● Activity: When the string "this" occurs in a line of the records, show that line.

[Source material Boundary: Start]

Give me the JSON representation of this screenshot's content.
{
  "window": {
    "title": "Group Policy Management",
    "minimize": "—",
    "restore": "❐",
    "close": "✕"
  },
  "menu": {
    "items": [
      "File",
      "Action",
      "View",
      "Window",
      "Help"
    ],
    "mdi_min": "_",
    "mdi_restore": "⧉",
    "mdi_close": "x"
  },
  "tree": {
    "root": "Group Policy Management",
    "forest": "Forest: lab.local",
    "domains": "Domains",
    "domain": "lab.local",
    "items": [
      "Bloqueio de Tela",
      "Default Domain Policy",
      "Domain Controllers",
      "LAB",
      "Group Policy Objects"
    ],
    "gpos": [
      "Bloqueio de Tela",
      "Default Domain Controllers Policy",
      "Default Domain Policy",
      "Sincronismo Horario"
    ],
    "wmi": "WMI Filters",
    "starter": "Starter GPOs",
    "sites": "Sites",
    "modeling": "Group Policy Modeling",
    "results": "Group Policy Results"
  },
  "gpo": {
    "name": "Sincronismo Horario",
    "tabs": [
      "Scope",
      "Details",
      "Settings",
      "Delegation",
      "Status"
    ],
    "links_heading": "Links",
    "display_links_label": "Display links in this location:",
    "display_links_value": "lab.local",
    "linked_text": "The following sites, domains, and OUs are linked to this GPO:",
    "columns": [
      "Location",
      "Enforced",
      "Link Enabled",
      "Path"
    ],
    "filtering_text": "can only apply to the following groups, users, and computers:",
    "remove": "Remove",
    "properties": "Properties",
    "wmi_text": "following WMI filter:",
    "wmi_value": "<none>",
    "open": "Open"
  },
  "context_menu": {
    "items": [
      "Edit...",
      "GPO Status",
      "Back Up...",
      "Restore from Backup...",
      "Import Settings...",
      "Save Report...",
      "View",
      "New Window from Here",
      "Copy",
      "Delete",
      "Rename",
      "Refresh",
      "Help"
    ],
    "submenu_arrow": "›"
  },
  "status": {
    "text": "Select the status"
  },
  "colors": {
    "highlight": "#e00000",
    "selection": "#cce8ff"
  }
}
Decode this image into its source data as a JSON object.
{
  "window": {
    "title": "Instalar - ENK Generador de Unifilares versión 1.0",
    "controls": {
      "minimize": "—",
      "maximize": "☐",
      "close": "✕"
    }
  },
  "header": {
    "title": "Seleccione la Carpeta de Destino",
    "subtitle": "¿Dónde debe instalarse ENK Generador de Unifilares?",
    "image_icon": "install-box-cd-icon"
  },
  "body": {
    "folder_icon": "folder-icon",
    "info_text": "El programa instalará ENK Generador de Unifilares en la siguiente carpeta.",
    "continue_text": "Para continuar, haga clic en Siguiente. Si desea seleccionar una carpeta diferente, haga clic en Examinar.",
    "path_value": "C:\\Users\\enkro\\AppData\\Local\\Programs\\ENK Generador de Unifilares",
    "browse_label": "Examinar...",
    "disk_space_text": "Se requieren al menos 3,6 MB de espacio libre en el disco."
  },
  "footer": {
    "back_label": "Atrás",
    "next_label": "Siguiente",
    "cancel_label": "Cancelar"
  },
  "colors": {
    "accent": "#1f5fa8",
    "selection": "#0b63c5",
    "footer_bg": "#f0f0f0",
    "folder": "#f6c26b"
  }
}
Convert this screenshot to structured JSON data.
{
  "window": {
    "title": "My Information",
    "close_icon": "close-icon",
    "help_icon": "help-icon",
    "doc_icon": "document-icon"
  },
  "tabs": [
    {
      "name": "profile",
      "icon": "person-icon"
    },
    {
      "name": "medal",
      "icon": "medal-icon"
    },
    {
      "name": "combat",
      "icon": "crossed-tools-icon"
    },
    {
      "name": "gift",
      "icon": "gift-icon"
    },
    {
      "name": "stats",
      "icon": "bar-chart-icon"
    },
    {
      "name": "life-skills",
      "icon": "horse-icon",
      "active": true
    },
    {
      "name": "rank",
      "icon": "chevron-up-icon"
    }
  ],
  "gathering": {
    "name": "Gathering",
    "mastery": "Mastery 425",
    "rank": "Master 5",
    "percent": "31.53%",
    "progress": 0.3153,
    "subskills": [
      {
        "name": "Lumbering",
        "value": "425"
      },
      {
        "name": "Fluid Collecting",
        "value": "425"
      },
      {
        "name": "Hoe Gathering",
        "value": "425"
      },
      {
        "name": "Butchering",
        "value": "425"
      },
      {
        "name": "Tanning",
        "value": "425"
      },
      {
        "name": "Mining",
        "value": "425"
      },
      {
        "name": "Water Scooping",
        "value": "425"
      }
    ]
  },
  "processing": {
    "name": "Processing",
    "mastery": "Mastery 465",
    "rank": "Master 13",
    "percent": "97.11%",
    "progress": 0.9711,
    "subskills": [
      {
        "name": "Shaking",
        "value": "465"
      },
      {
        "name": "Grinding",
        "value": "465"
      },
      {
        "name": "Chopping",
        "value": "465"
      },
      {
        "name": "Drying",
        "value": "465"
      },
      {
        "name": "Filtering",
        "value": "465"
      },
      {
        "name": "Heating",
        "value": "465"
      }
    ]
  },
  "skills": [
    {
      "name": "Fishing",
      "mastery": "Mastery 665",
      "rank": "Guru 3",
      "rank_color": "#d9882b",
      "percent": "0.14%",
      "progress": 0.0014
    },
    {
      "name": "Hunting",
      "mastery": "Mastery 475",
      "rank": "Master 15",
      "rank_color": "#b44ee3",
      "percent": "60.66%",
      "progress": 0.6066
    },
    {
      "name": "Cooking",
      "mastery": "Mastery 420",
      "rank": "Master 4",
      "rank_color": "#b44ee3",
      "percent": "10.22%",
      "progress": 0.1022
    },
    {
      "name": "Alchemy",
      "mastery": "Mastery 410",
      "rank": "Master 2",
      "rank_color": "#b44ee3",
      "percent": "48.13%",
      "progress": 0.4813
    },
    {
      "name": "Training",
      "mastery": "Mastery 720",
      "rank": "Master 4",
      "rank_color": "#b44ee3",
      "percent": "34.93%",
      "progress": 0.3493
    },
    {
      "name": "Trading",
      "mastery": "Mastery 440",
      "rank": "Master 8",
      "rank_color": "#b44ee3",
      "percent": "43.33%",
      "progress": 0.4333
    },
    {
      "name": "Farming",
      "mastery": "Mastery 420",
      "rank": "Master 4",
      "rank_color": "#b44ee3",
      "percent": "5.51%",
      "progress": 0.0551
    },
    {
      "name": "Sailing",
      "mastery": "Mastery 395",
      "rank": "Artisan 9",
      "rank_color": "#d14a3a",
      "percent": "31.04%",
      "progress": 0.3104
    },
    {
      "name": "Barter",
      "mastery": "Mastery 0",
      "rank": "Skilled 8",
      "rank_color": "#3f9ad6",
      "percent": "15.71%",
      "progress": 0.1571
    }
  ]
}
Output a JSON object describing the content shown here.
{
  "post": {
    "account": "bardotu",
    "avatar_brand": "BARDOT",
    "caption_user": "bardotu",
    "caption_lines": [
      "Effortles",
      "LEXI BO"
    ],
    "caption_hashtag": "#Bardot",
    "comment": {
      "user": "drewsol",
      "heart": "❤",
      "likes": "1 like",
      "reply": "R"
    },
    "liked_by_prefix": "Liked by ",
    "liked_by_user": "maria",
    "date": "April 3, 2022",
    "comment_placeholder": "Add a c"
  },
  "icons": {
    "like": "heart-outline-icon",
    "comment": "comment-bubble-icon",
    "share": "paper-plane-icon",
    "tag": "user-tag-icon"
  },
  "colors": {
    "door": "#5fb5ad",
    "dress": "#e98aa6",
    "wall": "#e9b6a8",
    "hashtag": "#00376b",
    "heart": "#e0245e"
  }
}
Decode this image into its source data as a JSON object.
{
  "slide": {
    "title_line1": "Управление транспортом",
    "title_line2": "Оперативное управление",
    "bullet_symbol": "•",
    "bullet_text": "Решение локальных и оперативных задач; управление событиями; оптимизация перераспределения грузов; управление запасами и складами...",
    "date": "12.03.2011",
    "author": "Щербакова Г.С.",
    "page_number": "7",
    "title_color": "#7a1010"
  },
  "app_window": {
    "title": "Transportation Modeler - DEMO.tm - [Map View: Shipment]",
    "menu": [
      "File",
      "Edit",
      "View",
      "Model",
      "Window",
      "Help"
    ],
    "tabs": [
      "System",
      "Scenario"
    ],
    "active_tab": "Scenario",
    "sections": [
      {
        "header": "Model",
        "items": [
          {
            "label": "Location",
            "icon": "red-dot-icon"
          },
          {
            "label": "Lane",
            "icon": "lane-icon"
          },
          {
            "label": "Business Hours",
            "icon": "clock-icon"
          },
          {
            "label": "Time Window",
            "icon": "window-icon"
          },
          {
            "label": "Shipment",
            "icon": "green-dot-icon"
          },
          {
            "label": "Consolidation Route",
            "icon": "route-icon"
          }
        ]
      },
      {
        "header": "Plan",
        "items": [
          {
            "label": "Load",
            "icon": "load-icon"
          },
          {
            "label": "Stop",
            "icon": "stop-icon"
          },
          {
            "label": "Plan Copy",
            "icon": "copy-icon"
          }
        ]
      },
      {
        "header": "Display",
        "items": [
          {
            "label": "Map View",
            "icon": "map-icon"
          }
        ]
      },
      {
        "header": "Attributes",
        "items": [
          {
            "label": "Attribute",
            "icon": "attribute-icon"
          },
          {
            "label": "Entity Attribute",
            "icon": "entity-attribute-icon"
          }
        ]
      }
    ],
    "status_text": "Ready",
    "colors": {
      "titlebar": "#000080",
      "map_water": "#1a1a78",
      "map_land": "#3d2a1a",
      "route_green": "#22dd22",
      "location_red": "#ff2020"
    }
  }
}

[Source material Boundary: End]

● Solution to the exercise:
Give me the JSON representation of this screenshot's content.
    "display_links_label": "Display links in this location:",
    "linked_text": "The following sites, domains, and OUs are linked to this GPO:",
Decode this image into its source data as a JSON object.
Convert this screenshot to structured JSON data.
Decode this image into its source data as a JSON object.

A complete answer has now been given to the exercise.